Check each line of the listing for the string "proxecto". Copy those where it appears.

- - -

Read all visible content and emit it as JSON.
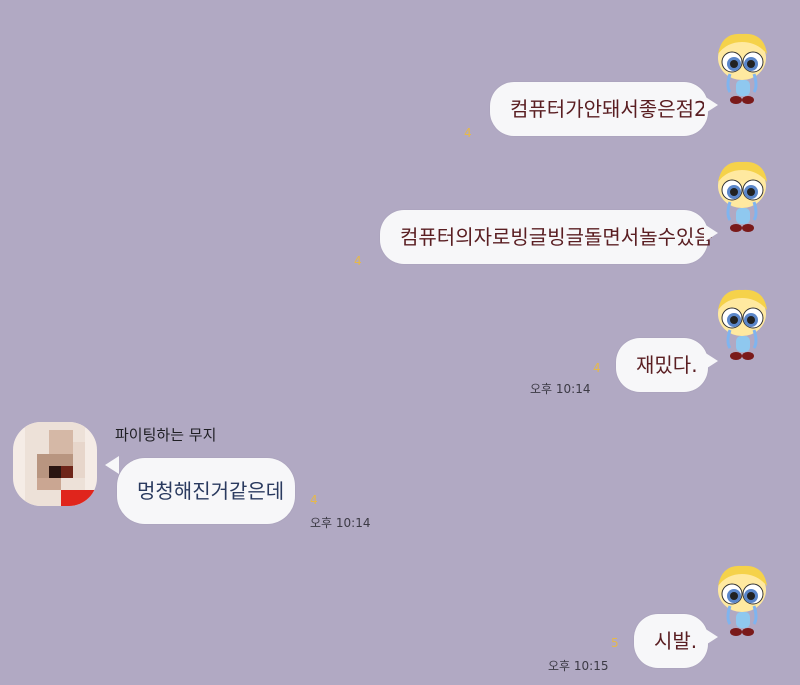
{
  "messages": [
    {
      "text": "컴퓨터가안돼서좋은점2",
      "unread": "4",
      "time": ""
    },
    {
      "text": "컴퓨터의자로빙글빙글돌면서놀수있음",
      "unread": "4",
      "time": ""
    },
    {
      "text": "재밌다.",
      "unread": "4",
      "time": "오후 10:14"
    },
    {
      "sender": "파이팅하는 무지",
      "text": "멍청해진거같은데",
      "unread": "4",
      "time": "오후 10:14"
    },
    {
      "text": "시발.",
      "unread": "5",
      "time": "오후 10:15"
    }
  ],
  "colors": {
    "background": "#b1a9c3",
    "bubble": "#f7f7f9",
    "unread": "#e6b94a"
  },
  "icons": {
    "my_avatar": "powerpuff-bubbles-crying-avatar",
    "other_avatar": "pixelated-profile-avatar"
  }
}
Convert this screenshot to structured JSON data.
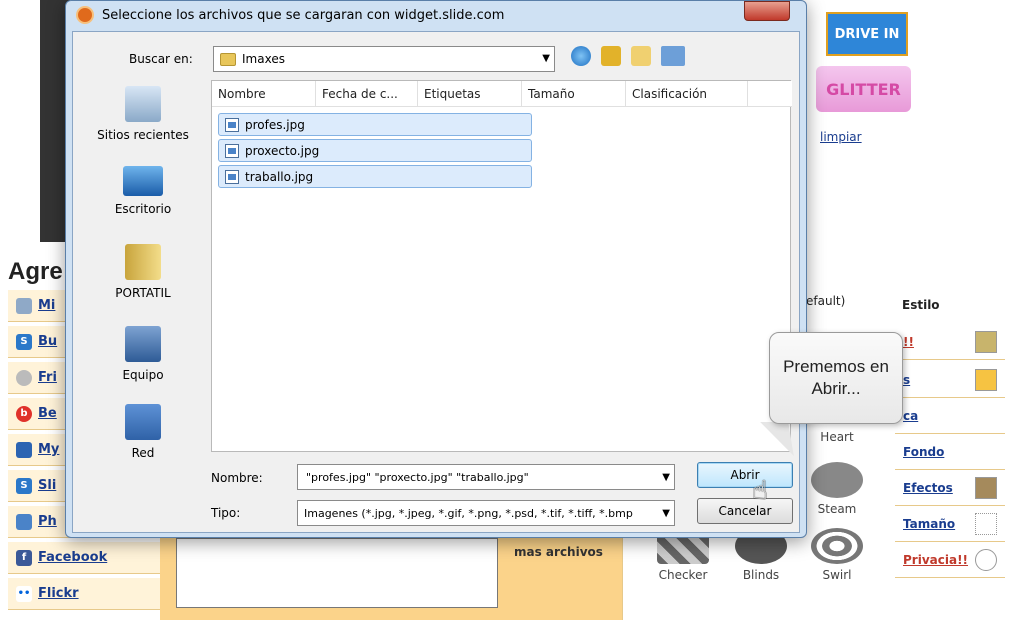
{
  "dialog": {
    "title": "Seleccione los archivos que se cargaran con widget.slide.com",
    "look_in_label": "Buscar en:",
    "look_in_value": "Imaxes",
    "places": [
      "Sitios recientes",
      "Escritorio",
      "PORTATIL",
      "Equipo",
      "Red"
    ],
    "columns": [
      "Nombre",
      "Fecha de c...",
      "Etiquetas",
      "Tamaño",
      "Clasificación"
    ],
    "files": [
      "profes.jpg",
      "proxecto.jpg",
      "traballo.jpg"
    ],
    "name_label": "Nombre:",
    "name_value": "\"profes.jpg\" \"proxecto.jpg\" \"traballo.jpg\"",
    "type_label": "Tipo:",
    "type_value": "Imagenes (*.jpg, *.jpeg, *.gif, *.png, *.psd, *.tif, *.tiff, *.bmp",
    "open_button": "Abrir",
    "cancel_button": "Cancelar"
  },
  "callout": {
    "text": "Prememos en Abrir..."
  },
  "background": {
    "heading": "Agre",
    "left_links": [
      "Mi",
      "Bu",
      "Fri",
      "Be",
      "My",
      "Sli",
      "Ph",
      "Facebook",
      "Flickr"
    ],
    "mas_archivos": "mas archivos",
    "drive_in": "DRIVE IN",
    "glitter": "GLITTER",
    "limpiar": "limpiar",
    "default_label": "efault)",
    "estilo": "Estilo",
    "right_links": [
      "!!",
      "s",
      "ca",
      "Fondo",
      "Efectos",
      "Tamaño",
      "Privacia!!"
    ],
    "effects": [
      "Heart",
      "Steam",
      "Checker",
      "Blinds",
      "Swirl"
    ]
  },
  "colors": {
    "dialog_frame": "#cfe1f3",
    "selection": "#dcebfc",
    "link": "#1a3d8f",
    "panel": "#fbd38a"
  }
}
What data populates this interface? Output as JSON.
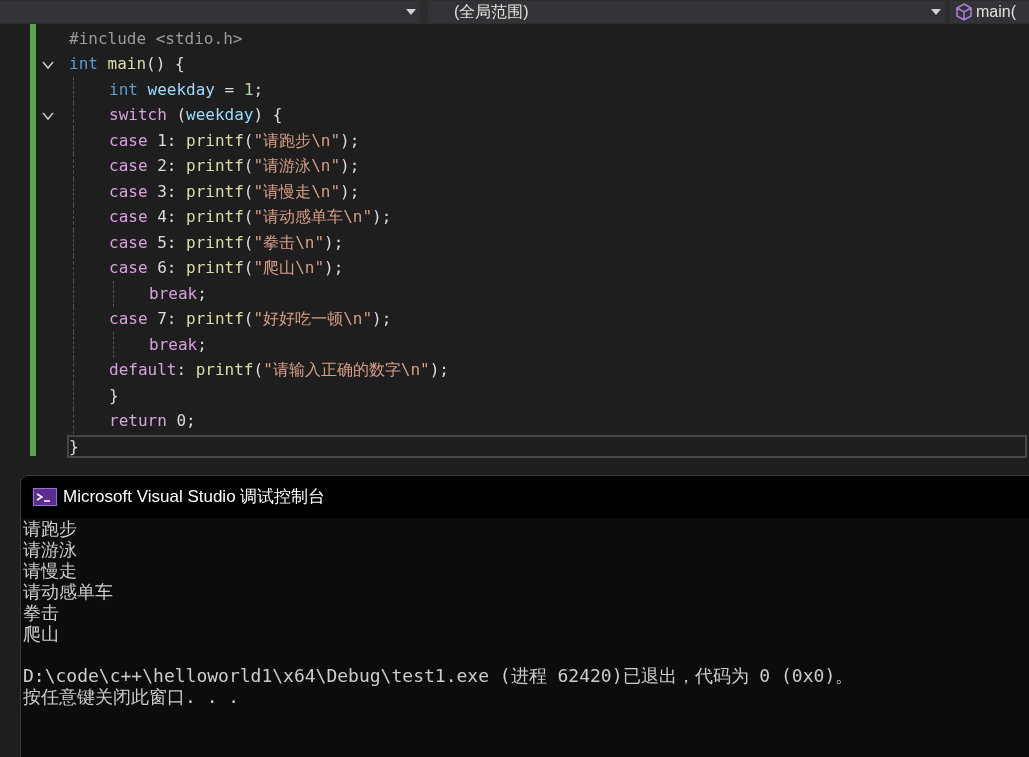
{
  "toolbar": {
    "dropdowns": [
      {
        "kind": "blank"
      },
      {
        "kind": "text",
        "label": "(全局范围)"
      },
      {
        "kind": "symbol",
        "label": "main("
      }
    ]
  },
  "editor": {
    "lines": [
      {
        "tokens": [
          {
            "text": "#include <stdio.h>",
            "kind": "preproc"
          }
        ]
      },
      {
        "expanded": true,
        "tokens": [
          {
            "text": "int ",
            "kind": "type"
          },
          {
            "text": "main",
            "kind": "func"
          },
          {
            "text": "() {",
            "kind": "plain"
          }
        ],
        "children": [
          {
            "tokens": [
              {
                "text": "int ",
                "kind": "type"
              },
              {
                "text": "weekday",
                "kind": "ident"
              },
              {
                "text": " = ",
                "kind": "plain"
              },
              {
                "text": "1",
                "kind": "number"
              },
              {
                "text": ";",
                "kind": "plain"
              }
            ]
          },
          {
            "expanded": true,
            "tokens": [
              {
                "text": "switch",
                "kind": "control"
              },
              {
                "text": " (",
                "kind": "plain"
              },
              {
                "text": "weekday",
                "kind": "ident"
              },
              {
                "text": ") {",
                "kind": "plain"
              }
            ]
          },
          {
            "tokens": [
              {
                "text": "case",
                "kind": "control"
              },
              {
                "text": " 1: ",
                "kind": "plain"
              },
              {
                "text": "printf",
                "kind": "func"
              },
              {
                "text": "(",
                "kind": "plain"
              },
              {
                "text": "\"请跑步\\n\"",
                "kind": "string"
              },
              {
                "text": ");",
                "kind": "plain"
              }
            ]
          },
          {
            "tokens": [
              {
                "text": "case",
                "kind": "control"
              },
              {
                "text": " 2: ",
                "kind": "plain"
              },
              {
                "text": "printf",
                "kind": "func"
              },
              {
                "text": "(",
                "kind": "plain"
              },
              {
                "text": "\"请游泳\\n\"",
                "kind": "string"
              },
              {
                "text": ");",
                "kind": "plain"
              }
            ]
          },
          {
            "tokens": [
              {
                "text": "case",
                "kind": "control"
              },
              {
                "text": " 3: ",
                "kind": "plain"
              },
              {
                "text": "printf",
                "kind": "func"
              },
              {
                "text": "(",
                "kind": "plain"
              },
              {
                "text": "\"请慢走\\n\"",
                "kind": "string"
              },
              {
                "text": ");",
                "kind": "plain"
              }
            ]
          },
          {
            "tokens": [
              {
                "text": "case",
                "kind": "control"
              },
              {
                "text": " 4: ",
                "kind": "plain"
              },
              {
                "text": "printf",
                "kind": "func"
              },
              {
                "text": "(",
                "kind": "plain"
              },
              {
                "text": "\"请动感单车\\n\"",
                "kind": "string"
              },
              {
                "text": ");",
                "kind": "plain"
              }
            ]
          },
          {
            "tokens": [
              {
                "text": "case",
                "kind": "control"
              },
              {
                "text": " 5: ",
                "kind": "plain"
              },
              {
                "text": "printf",
                "kind": "func"
              },
              {
                "text": "(",
                "kind": "plain"
              },
              {
                "text": "\"拳击\\n\"",
                "kind": "string"
              },
              {
                "text": ");",
                "kind": "plain"
              }
            ]
          },
          {
            "tokens": [
              {
                "text": "case",
                "kind": "control"
              },
              {
                "text": " 6: ",
                "kind": "plain"
              },
              {
                "text": "printf",
                "kind": "func"
              },
              {
                "text": "(",
                "kind": "plain"
              },
              {
                "text": "\"爬山\\n\"",
                "kind": "string"
              },
              {
                "text": ");",
                "kind": "plain"
              }
            ],
            "children": [
              {
                "tokens": [
                  {
                    "text": "break",
                    "kind": "control"
                  },
                  {
                    "text": ";",
                    "kind": "plain"
                  }
                ]
              }
            ]
          },
          {
            "tokens": [
              {
                "text": "case",
                "kind": "control"
              },
              {
                "text": " 7: ",
                "kind": "plain"
              },
              {
                "text": "printf",
                "kind": "func"
              },
              {
                "text": "(",
                "kind": "plain"
              },
              {
                "text": "\"好好吃一顿\\n\"",
                "kind": "string"
              },
              {
                "text": ");",
                "kind": "plain"
              }
            ],
            "children": [
              {
                "tokens": [
                  {
                    "text": "break",
                    "kind": "control"
                  },
                  {
                    "text": ";",
                    "kind": "plain"
                  }
                ]
              }
            ]
          },
          {
            "tokens": [
              {
                "text": "default",
                "kind": "control"
              },
              {
                "text": ": ",
                "kind": "plain"
              },
              {
                "text": "printf",
                "kind": "func"
              },
              {
                "text": "(",
                "kind": "plain"
              },
              {
                "text": "\"请输入正确的数字\\n\"",
                "kind": "string"
              },
              {
                "text": ");",
                "kind": "plain"
              }
            ]
          },
          {
            "tokens": [
              {
                "text": "}",
                "kind": "plain"
              }
            ]
          },
          {
            "tokens": [
              {
                "text": "return",
                "kind": "control"
              },
              {
                "text": " 0;",
                "kind": "plain"
              }
            ]
          }
        ]
      },
      {
        "current": true,
        "tokens": [
          {
            "text": "}",
            "kind": "plain"
          }
        ]
      }
    ]
  },
  "console": {
    "title": "Microsoft Visual Studio 调试控制台",
    "output": [
      "请跑步",
      "请游泳",
      "请慢走",
      "请动感单车",
      "拳击",
      "爬山"
    ],
    "exit_message": [
      "D:\\code\\c++\\helloworld1\\x64\\Debug\\test1.exe (进程 62420)已退出，代码为 0 (0x0)。",
      "按任意键关闭此窗口. . ."
    ]
  }
}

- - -

## Problem solution
      "proxecto.jpg",
    "name_value": "\"profes.jpg\" \"proxecto.jpg\" \"traballo.jpg\"",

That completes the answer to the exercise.